Fantastic, so I am on LinkedIn, as Jo-Anne Sunderland Bowe so you can find me there and drop me a message. And also as Heretic is my business and consultancy. So you can go to www.heretic.com. And find out some of the work and the projects that I’ve been working on as well. So and there’s links to my personal contact details in there, too.
Claire Bown 25:30
Yeah, and you also have a Facebook page as well, don’t you for Heritec.
Jo-Anne Sunderland Bowe 25:33
Yes, I have a Facebook page as well. So posting journeys and trips and places that I’ve been and sharing, of course, the wonderful work of the Thinking Museum.
Claire Bown 25:44
You do that so well! Thank you so much for sharing all the details about how people can find you. I’m going to include links to all of those in the show notes so that you can connect with Jo-Anne and also find out about Heritec‘s as well. So it just leaves me to say thank you for your time today. Thank you for chatting with me for sharing your wisdom. It’s been lovely.
Jo-Anne Sunderland Bowe 26:12
It’s been great to speak to you as well, Claire and and lovely to hear be lovely to hear how the listeners have got on and any responses and ideas and thoughts they have in relation to our conversation today.
Claire Bown 26:26

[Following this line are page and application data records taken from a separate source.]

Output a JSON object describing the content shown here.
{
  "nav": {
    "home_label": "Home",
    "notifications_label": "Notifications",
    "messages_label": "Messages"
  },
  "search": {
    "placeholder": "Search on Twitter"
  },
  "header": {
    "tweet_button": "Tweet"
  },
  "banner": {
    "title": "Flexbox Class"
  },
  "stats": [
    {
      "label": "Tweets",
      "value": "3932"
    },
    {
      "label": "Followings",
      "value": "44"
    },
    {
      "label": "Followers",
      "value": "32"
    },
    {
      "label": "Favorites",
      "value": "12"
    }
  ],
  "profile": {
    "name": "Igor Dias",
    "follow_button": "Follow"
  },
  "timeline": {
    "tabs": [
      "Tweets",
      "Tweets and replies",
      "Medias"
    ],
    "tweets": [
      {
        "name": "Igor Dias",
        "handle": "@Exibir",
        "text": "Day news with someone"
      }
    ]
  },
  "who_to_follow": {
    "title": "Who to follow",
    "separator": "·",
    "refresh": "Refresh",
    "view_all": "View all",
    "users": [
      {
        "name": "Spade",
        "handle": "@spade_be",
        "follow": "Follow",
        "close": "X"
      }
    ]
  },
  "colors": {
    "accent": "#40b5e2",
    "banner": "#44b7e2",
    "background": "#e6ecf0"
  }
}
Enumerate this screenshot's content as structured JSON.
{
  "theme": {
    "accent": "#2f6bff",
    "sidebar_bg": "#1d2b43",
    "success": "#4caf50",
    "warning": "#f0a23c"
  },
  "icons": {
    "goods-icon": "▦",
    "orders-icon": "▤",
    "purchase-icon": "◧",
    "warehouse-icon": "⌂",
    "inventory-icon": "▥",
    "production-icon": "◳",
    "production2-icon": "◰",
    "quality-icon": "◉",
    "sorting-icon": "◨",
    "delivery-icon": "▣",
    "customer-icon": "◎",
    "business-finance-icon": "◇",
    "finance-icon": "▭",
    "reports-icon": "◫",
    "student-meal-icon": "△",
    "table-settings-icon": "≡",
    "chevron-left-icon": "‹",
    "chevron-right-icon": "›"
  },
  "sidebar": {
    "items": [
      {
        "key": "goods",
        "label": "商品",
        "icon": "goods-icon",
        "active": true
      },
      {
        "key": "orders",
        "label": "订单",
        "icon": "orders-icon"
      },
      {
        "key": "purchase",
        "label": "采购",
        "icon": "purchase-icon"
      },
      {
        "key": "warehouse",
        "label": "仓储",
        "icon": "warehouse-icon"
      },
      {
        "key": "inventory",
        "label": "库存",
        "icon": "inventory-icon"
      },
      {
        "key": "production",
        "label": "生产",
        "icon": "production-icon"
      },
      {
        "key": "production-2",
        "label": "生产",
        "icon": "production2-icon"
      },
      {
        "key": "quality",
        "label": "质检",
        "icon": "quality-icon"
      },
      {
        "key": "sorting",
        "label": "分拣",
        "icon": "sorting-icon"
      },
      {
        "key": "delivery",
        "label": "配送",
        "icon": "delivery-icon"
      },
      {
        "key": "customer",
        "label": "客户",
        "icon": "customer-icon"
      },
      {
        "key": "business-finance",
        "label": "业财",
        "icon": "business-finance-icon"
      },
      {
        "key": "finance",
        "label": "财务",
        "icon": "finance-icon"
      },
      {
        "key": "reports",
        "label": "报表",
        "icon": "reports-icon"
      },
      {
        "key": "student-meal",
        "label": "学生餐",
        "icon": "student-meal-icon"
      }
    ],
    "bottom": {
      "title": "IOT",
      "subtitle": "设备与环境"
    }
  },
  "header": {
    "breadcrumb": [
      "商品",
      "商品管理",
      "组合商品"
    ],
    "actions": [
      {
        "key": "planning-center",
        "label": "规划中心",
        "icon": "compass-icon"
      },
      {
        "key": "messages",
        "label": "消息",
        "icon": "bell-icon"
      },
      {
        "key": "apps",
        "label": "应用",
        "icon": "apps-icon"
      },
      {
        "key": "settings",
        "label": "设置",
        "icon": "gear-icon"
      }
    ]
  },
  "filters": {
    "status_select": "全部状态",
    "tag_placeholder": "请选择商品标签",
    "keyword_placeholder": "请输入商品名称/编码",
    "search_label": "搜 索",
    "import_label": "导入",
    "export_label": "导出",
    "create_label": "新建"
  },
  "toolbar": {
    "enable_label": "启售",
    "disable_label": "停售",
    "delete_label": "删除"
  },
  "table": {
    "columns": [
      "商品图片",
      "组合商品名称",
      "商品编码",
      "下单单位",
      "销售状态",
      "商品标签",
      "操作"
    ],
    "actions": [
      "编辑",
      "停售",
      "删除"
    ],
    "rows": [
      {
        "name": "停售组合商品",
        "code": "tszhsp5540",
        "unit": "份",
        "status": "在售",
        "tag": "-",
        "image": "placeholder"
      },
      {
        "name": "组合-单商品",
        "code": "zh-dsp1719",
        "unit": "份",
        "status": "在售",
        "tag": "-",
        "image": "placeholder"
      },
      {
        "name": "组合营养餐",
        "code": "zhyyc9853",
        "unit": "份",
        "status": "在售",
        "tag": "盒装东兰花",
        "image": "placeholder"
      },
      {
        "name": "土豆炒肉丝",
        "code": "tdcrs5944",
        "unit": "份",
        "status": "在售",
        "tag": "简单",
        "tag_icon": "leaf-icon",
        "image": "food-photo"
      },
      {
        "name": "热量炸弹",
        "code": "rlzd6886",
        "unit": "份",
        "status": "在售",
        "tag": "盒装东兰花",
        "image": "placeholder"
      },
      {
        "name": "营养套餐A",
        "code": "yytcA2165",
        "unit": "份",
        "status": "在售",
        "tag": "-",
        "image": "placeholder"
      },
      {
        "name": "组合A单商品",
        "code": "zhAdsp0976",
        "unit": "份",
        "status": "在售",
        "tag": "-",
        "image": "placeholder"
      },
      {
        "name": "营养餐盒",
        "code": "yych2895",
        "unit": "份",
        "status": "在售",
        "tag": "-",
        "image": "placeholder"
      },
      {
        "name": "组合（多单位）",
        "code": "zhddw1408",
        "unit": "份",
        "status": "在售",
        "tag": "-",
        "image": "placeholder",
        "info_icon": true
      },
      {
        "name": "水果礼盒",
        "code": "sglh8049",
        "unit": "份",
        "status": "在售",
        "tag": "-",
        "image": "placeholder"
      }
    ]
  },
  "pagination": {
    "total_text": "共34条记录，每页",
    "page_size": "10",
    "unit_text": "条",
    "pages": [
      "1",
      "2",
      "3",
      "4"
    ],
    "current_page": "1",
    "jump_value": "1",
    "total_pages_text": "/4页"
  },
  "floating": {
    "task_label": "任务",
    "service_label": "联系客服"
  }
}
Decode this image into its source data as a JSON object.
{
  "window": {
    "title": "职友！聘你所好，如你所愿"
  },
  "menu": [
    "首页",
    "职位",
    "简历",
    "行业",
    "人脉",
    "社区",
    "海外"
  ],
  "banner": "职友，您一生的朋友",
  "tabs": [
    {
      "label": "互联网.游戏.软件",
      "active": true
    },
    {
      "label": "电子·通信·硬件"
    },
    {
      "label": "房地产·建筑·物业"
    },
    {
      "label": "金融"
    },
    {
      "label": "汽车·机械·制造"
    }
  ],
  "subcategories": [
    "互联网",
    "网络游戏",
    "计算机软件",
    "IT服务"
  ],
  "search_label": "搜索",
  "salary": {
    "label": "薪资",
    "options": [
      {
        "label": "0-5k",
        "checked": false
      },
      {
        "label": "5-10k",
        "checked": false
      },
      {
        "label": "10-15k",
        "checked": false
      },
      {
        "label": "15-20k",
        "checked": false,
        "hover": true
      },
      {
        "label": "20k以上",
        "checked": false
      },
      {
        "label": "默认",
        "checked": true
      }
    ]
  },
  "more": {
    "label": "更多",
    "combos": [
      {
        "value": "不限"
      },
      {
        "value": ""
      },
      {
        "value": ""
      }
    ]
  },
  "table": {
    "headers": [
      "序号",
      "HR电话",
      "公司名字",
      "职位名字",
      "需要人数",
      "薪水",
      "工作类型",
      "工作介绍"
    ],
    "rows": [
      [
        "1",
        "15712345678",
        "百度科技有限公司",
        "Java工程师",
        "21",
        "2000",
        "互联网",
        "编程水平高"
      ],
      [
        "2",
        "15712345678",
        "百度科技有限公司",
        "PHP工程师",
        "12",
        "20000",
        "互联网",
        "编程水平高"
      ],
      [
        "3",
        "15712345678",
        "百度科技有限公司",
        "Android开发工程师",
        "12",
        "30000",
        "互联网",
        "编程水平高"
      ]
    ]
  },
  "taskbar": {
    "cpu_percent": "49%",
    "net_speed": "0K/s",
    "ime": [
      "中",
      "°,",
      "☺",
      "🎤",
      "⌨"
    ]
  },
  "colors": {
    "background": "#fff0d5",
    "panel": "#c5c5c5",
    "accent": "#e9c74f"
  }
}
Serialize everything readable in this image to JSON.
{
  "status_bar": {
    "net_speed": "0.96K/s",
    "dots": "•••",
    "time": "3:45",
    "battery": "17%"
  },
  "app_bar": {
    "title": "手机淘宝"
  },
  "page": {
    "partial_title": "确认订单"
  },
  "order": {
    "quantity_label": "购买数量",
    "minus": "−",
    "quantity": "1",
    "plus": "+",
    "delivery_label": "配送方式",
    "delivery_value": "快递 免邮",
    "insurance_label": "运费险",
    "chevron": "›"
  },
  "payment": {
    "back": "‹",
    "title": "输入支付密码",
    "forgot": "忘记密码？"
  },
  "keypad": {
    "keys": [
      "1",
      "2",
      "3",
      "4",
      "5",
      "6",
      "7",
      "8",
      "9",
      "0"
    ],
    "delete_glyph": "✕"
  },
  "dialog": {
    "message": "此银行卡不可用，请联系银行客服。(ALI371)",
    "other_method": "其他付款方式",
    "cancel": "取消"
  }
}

Brilliant. So if you have got anything to say do get in touch. Thanks a lot, Jo-Anne. Bye. Thank you. Bye bye. So huge thanks to Jo-Anne for being on the podcast today. I hope our chat has inspired you to think about how you might use objects of any kind to engage your audiences. Now don’t forget Jo-Anne will be teaching a very festive masterclass on the ninth of December, it’s called ‘How to use slow listening to engage the senses and make connections with objects’. So during this session, we will use a variety of mindful practices to make connections across different materials. So for example, text, images, objects, all through using our senses; through touch, sounds and smell. So I’ll put a link in the show notes, if you want to find out more and book your place on this very special class. If you want to find out more about Jo-Anne’s work, do go find her on LinkedIn or Facebook at Heretic and say hi, I’ll put all the relevant links in the show notes. And if you’ve enjoyed today’s episode, please subscribe or follow us and do give us a rating and review. Come and say hello to me on Instagram. You know I can be found there most days search for @thinkingmuseum. I’ll see you next week. Bye.
Thank you for listening to the Art Engager podcast with me, Claire Bown. You can find more art engagement resources by visiting my websites thinkingmuseum.com And you can also find me on Instagram @thinkingmuseum where I regularly share tips and tools on how to bring art to life and engage your audience. If you’ve enjoyed this episode, please SHARE with others and subscribe to the show on your podcast player of choice. Thank you so much for listening, and I’ll see you next time